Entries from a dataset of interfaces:

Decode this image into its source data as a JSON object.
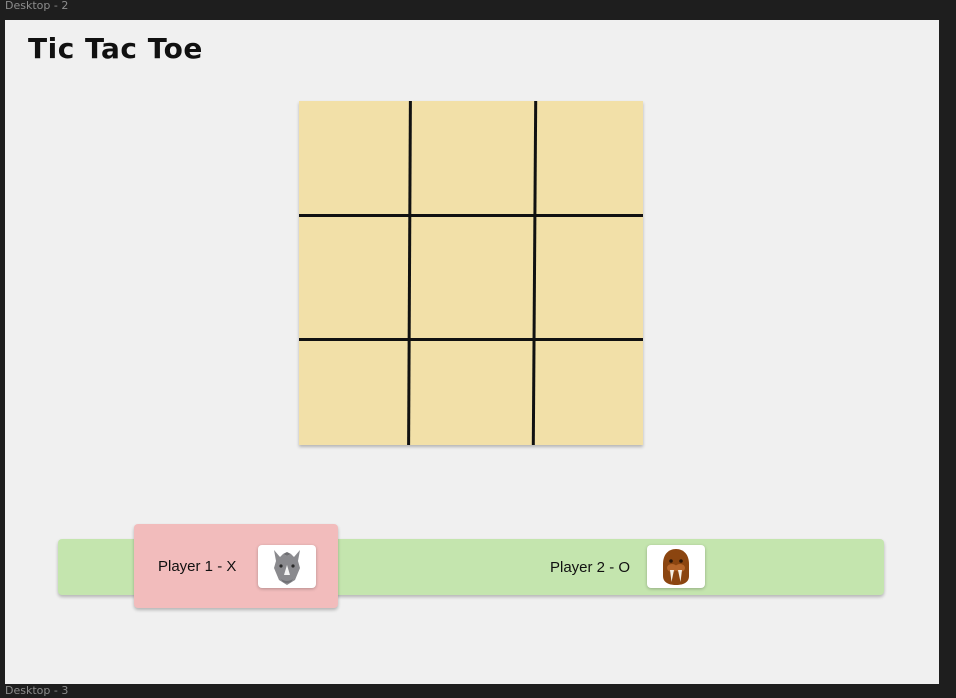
{
  "frame_labels": {
    "top": "Desktop - 2",
    "bottom": "Desktop - 3"
  },
  "app": {
    "title": "Tic Tac Toe"
  },
  "board": {
    "cells": [
      "",
      "",
      "",
      "",
      "",
      "",
      "",
      "",
      ""
    ],
    "color": "#f2e0a8"
  },
  "players": [
    {
      "label": "Player 1 - X",
      "avatar": "rhino-icon",
      "active": true,
      "color": "#f2bcbc"
    },
    {
      "label": "Player 2 - O",
      "avatar": "walrus-icon",
      "active": false
    }
  ],
  "colors": {
    "bar": "#c4e5ae",
    "canvas": "#f0f0f0"
  }
}
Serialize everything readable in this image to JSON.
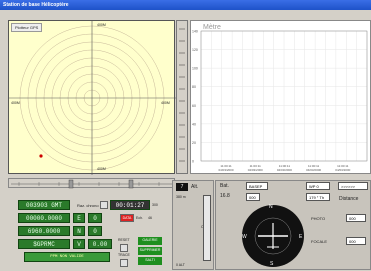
{
  "window": {
    "title": "Station de base Hélicoptère"
  },
  "gps_panel": {
    "title": "Plotteur GPS",
    "top_label": "400M",
    "left_label": "400M",
    "right_label": "400M",
    "bottom_label": "400M"
  },
  "chart": {
    "title": "Mètre"
  },
  "chart_data": {
    "type": "line",
    "title": "Mètre",
    "y_ticks": [
      "140",
      "120",
      "100",
      "80",
      "60",
      "40",
      "20",
      "0"
    ],
    "x_labels": [
      "11:00:11 04/03/2000",
      "11:00:11 04/03/2000",
      "11:00:11 04/03/2000",
      "11:00:11 04/03/2000",
      "11:00:11 04/03/2000"
    ],
    "series": []
  },
  "status": {
    "time": "003903 GMT",
    "raz_chrono": "Raz. chrono",
    "chrono": "00:01:27",
    "chrono_unit": "300",
    "lat": "00000.0000",
    "lat_dir": "E",
    "lat_val": "0",
    "lon": "6960.0000",
    "lon_dir": "N",
    "lon_val": "0",
    "frame": "$GPRMC",
    "frame_v": "V",
    "frame_val": "0.00",
    "data_label": "DATA",
    "ech_label": "Ech.",
    "ech_val": "46",
    "ppm": "PPM NON VALIDE",
    "reset": "RESET",
    "trace": "TRACE",
    "galerie": "GALERIE",
    "supprimer": "SUPPRIMER",
    "salti": "SALTI"
  },
  "alt_panel": {
    "title": "Alt.",
    "val": "7",
    "scale": "0 ALT",
    "off": "OFF",
    "bat_label": "Bat.",
    "bat_val": "380 m",
    "val2": "0 ALT"
  },
  "compass_panel": {
    "basep": "BASEP",
    "m": "M",
    "e": "E",
    "p": "P",
    "r": "R",
    "val1": "000",
    "val2": "16.8",
    "val3": "0.0",
    "n": "N",
    "s": "S",
    "e_dir": "E",
    "w": "W",
    "wp": "WP 0",
    "arrow": ">>>>>>",
    "heading": "179 ° Th",
    "distance": "Distance",
    "photo": "PHOTO",
    "focale": "FOCALE",
    "num1": "000",
    "num2": "000"
  }
}
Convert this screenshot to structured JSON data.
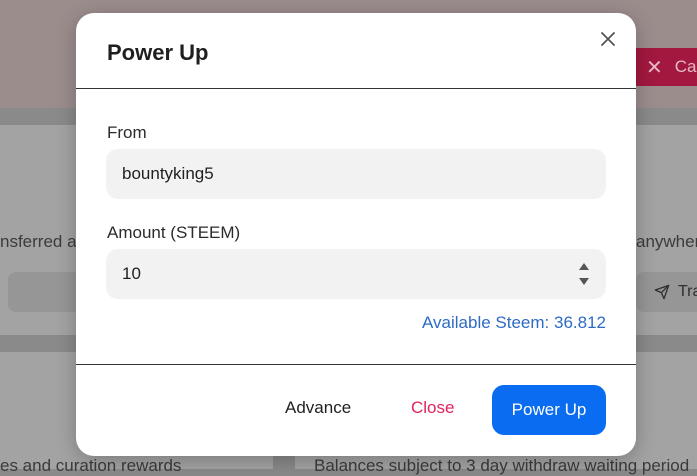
{
  "background": {
    "cancel_label": "Car",
    "text_left": "nsferred a",
    "text_right": "anywhere",
    "transfer_label": "Tra",
    "bottom_left_text": "es and curation rewards",
    "bottom_right_text": "Balances subject to 3 day withdraw waiting period"
  },
  "modal": {
    "title": "Power Up",
    "from_label": "From",
    "from_value": "bountyking5",
    "amount_label": "Amount (STEEM)",
    "amount_value": "10",
    "available_text": "Available Steem: 36.812",
    "advance_label": "Advance",
    "close_label": "Close",
    "power_up_label": "Power Up"
  },
  "colors": {
    "primary_button": "#0a6cf0",
    "close_text": "#e0245e",
    "available_text": "#2d6bc5"
  }
}
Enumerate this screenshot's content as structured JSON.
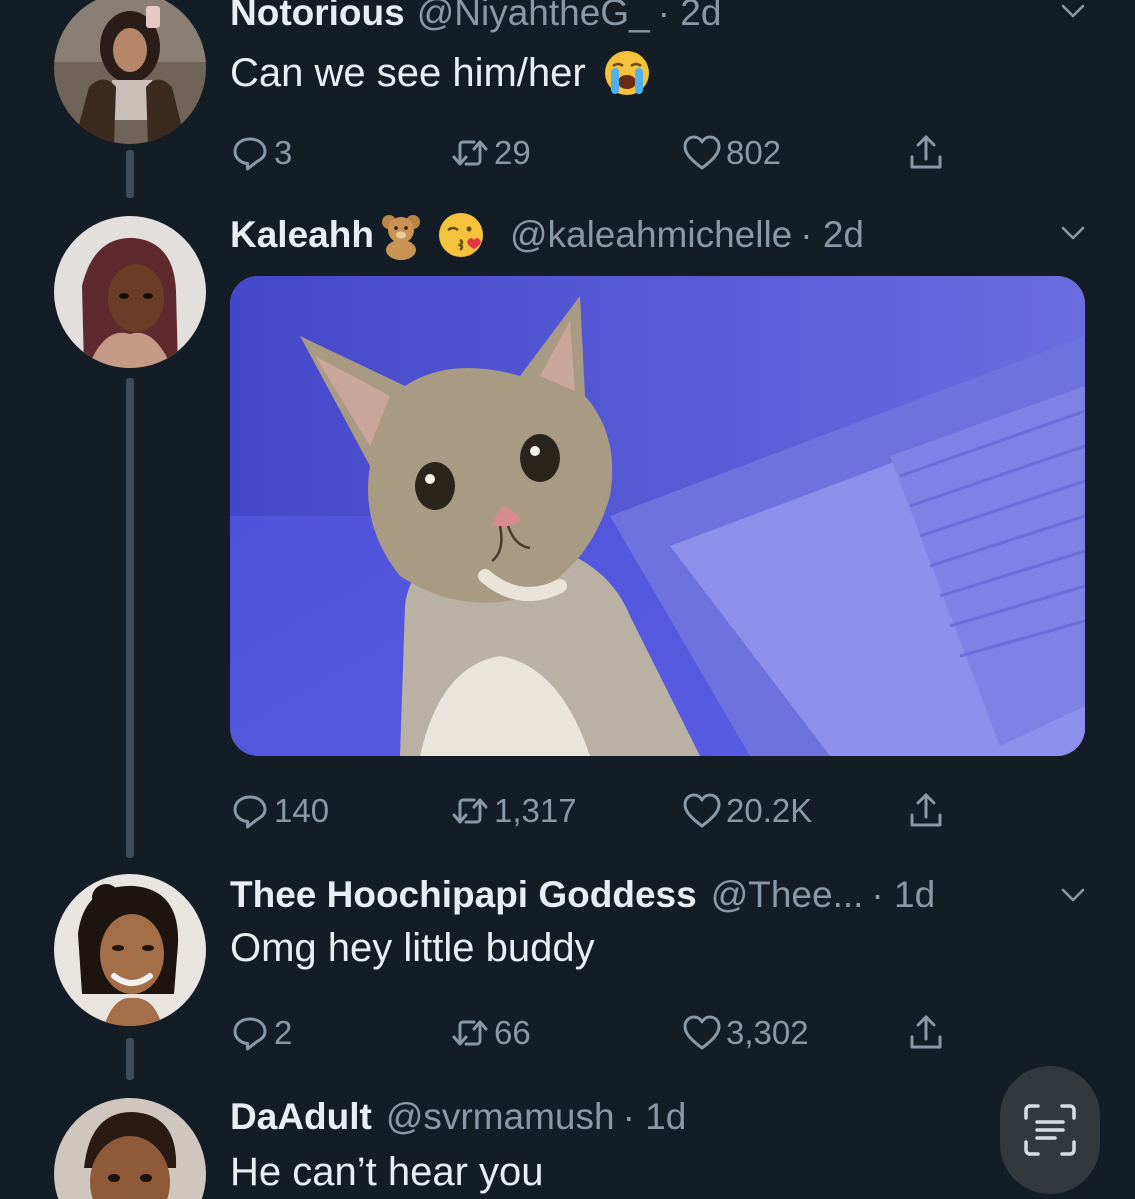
{
  "tweets": [
    {
      "name": "Notorious",
      "handle": "@NiyahtheG_",
      "time": "· 2d",
      "text": "Can we see him/her",
      "replies": "3",
      "retweets": "29",
      "likes": "802"
    },
    {
      "name": "Kaleahh",
      "handle": "@kaleahmichelle",
      "time": "· 2d",
      "text": "",
      "replies": "140",
      "retweets": "1,317",
      "likes": "20.2K"
    },
    {
      "name": "Thee Hoochipapi Goddess",
      "handle": "@Thee...",
      "time": "· 1d",
      "text": "Omg hey little buddy",
      "replies": "2",
      "retweets": "66",
      "likes": "3,302"
    },
    {
      "name": "DaAdult",
      "handle": "@svrmamush",
      "time": "· 1d",
      "text": "He can’t hear you"
    }
  ],
  "icons": {
    "reply": "reply-icon",
    "retweet": "retweet-icon",
    "like": "heart-icon",
    "share": "share-icon",
    "more": "chevron-down-icon",
    "scan": "scan-text-icon"
  },
  "colors": {
    "background": "#141d26",
    "primary_text": "#e9eef2",
    "secondary_text": "#8b98a5",
    "thread_line": "#3d4c5a"
  }
}
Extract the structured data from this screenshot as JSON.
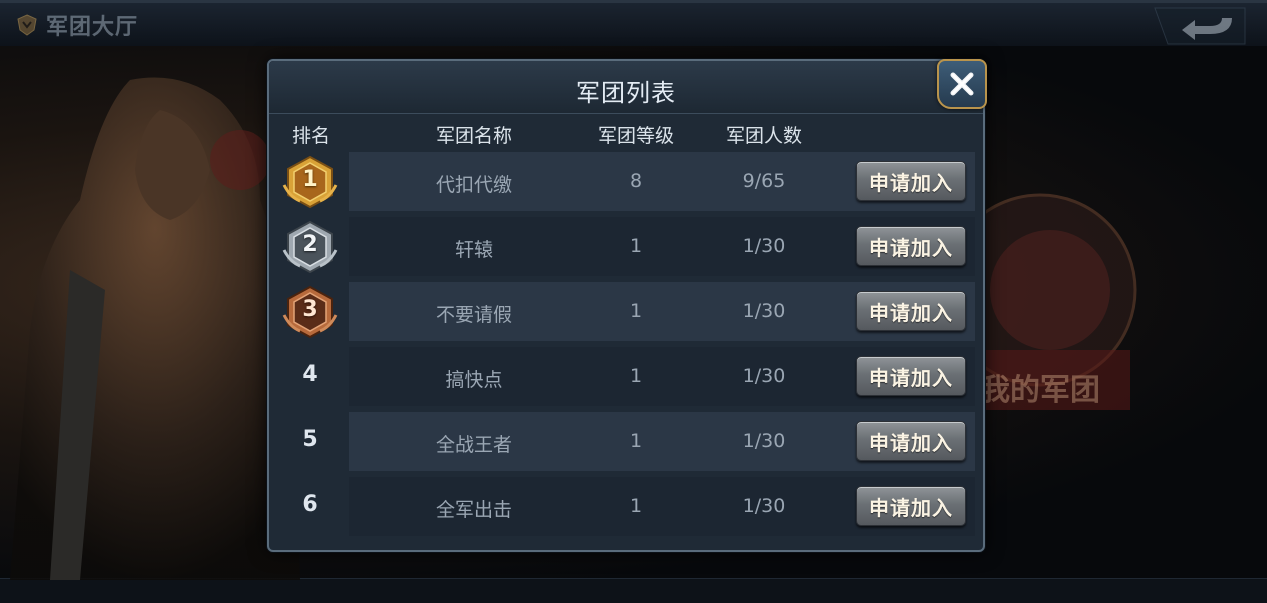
{
  "hall": {
    "title": "军团大厅",
    "icon": "legion-emblem-icon",
    "back_icon": "back-arrow-icon",
    "right_panel_label": "我的军团"
  },
  "dialog": {
    "title": "军团列表",
    "close_icon": "close-icon",
    "columns": {
      "rank": "排名",
      "name": "军团名称",
      "level": "军团等级",
      "members": "军团人数"
    },
    "rows": [
      {
        "rank": "1",
        "badge": "gold",
        "name": "代扣代缴",
        "level": "8",
        "members": "9/65",
        "action": "申请加入"
      },
      {
        "rank": "2",
        "badge": "silver",
        "name": "轩辕",
        "level": "1",
        "members": "1/30",
        "action": "申请加入"
      },
      {
        "rank": "3",
        "badge": "bronze",
        "name": "不要请假",
        "level": "1",
        "members": "1/30",
        "action": "申请加入"
      },
      {
        "rank": "4",
        "badge": "",
        "name": "搞快点",
        "level": "1",
        "members": "1/30",
        "action": "申请加入"
      },
      {
        "rank": "5",
        "badge": "",
        "name": "全战王者",
        "level": "1",
        "members": "1/30",
        "action": "申请加入"
      },
      {
        "rank": "6",
        "badge": "",
        "name": "全军出击",
        "level": "1",
        "members": "1/30",
        "action": "申请加入"
      }
    ]
  },
  "colors": {
    "gold": "#d9a237",
    "silver": "#9fa8b0",
    "bronze": "#b76a3c",
    "panel": "#1f2a36",
    "button": "#6b7075"
  }
}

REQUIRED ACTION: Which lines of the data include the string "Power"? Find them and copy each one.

RESULT BELOW:
    "title": "Power Up",
    "power_up_label": "Power Up"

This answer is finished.